The American Cities With the Most Growth in Car-Free Households
Have we reached peak car in America? Research from the University of Michigan suggests the answer is “yes.”
The highest rate of vehicle ownership in America occurred in 2007, when the average household owned 2.07 vehicles, according to research by Michael Sivak for the University of Michigan Transportation Research Institute [PDF]. Recently, the average number of cars per household dipped below 2 — at the end of 2012, it was 1.98.
That’s in part because a growing number of American households — especially in big cities — don’t own a car at all anymore. In 2012 — the latest year in which data was available — 9.2 percent of American households lacked a motor vehicle. That’s compared to 8.7 percent in 2007, according to Sivak’s review of Census data.
The share of car-free households varies considerably among the 30 largest American cities, from 56.5 percent in New York to 5.8 percent in San Jose. But between 2007 and 2012, the proportion of car-free households grew in 21 of those 30 cities. The change was especially pronounced in cities where a lot of people were already getting by without cars. The 13 cities with the highest proportion of car-free households in 2007 all saw an increase between then and 2012, reports Sivak.
Not all cities are seeing an increase in car-free households. Denver, Dallas, El Paso, Austin, San Antonio and Columbus all bucked the trend, registering slight increases. Houston registered no change.
Growth in car-free households reflects a number of local factors, including the quality of transit, walkability, and income levels, among other factors, according to Sivak. But he says wider social trends are at work as well.
This study is the latest in a series examining trends in driving behavior for the University of Michigan Transportation Research Institute — which is funded in part by auto companies.
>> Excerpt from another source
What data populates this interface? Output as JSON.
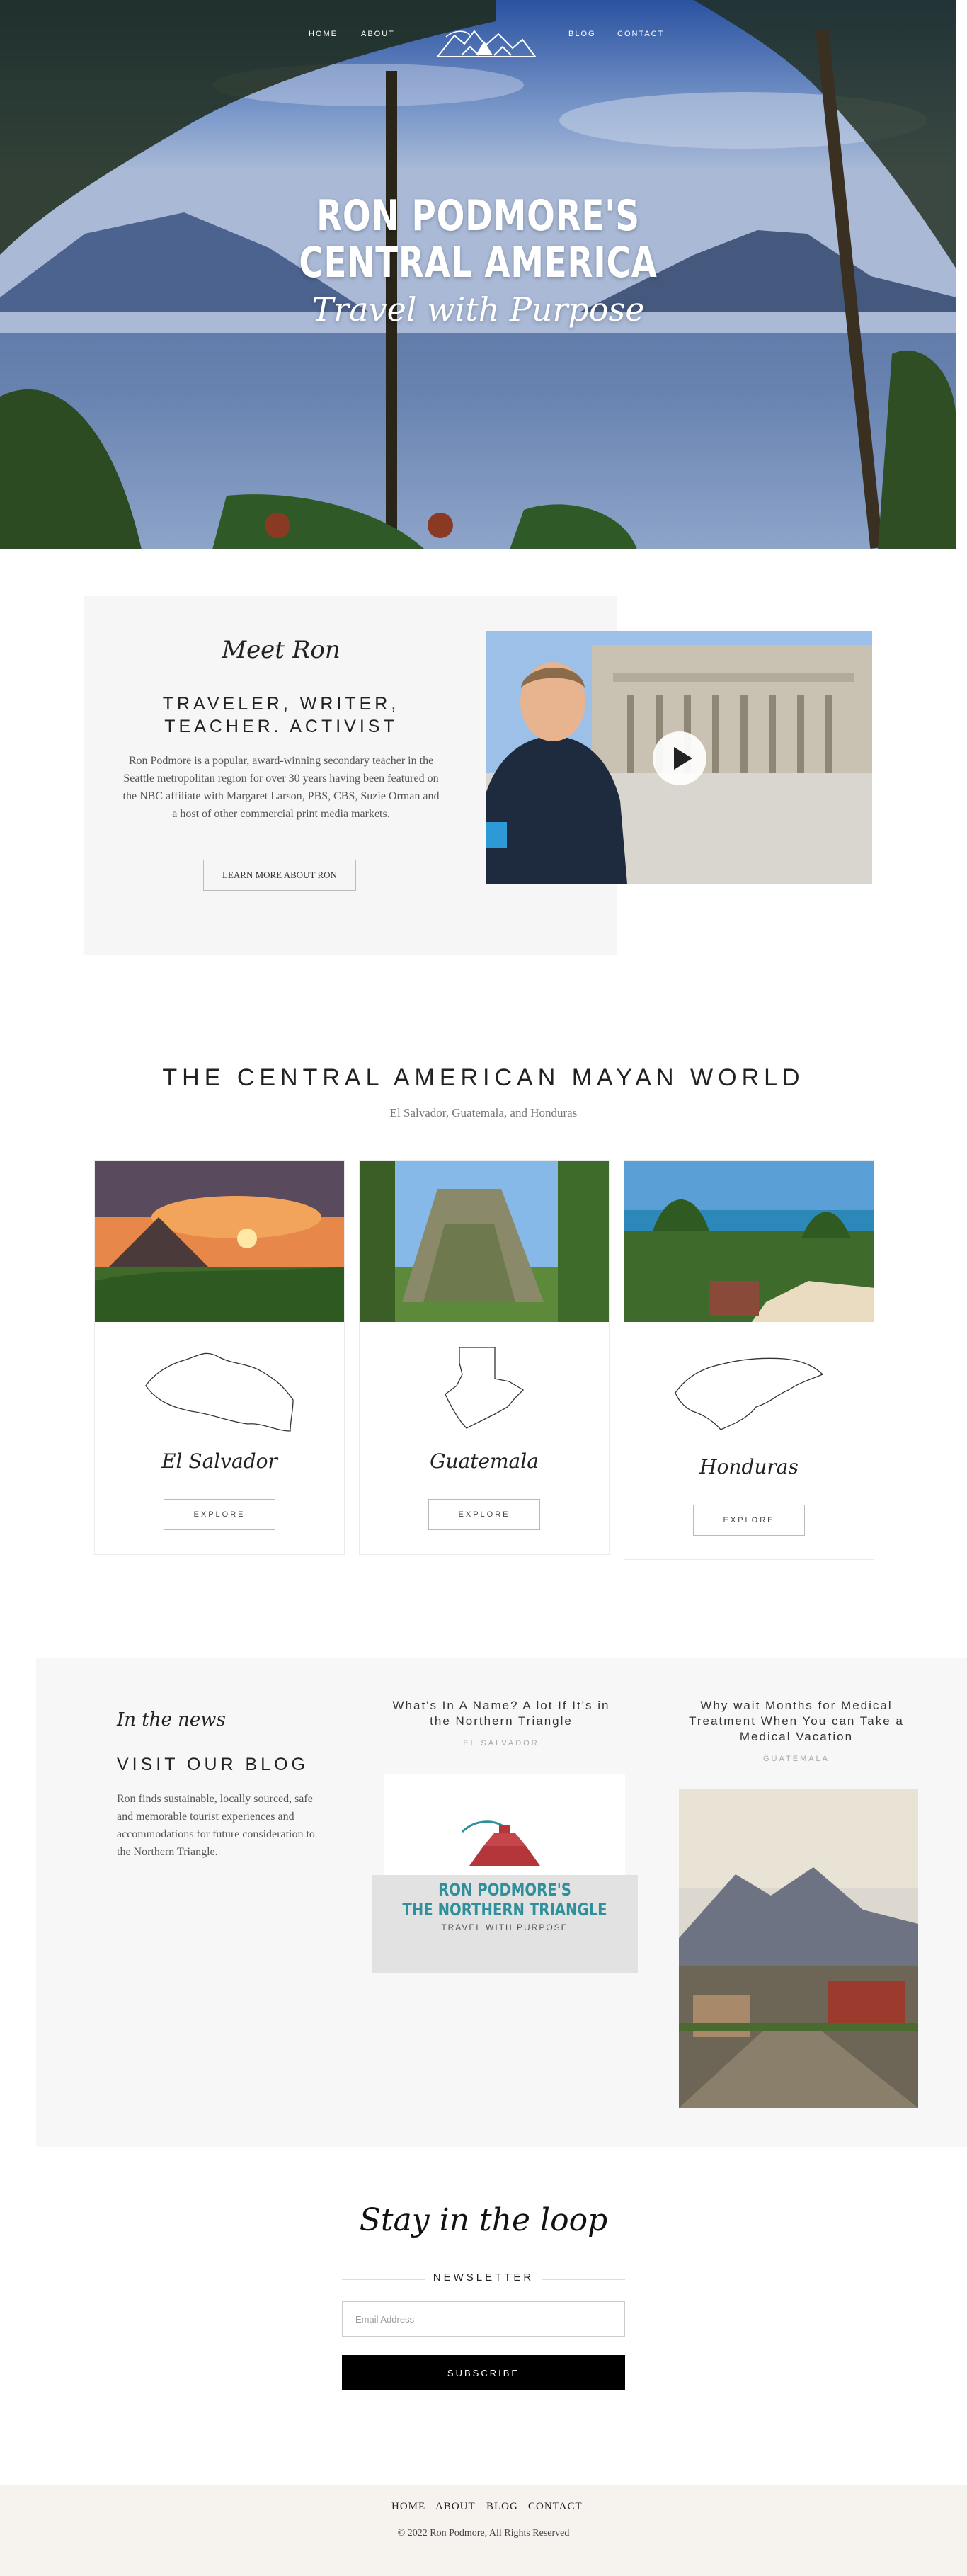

Sivak’s previous research has shown that in addition to owning fewer cars, Americans are driving less miles and consuming less fuel.
Sivak points out that all of these trends predate the recent economic crisis, suggesting they are the result of wider cultural influences, such as the rise in telecommuting, increasing urbanization and changing preferences of young people.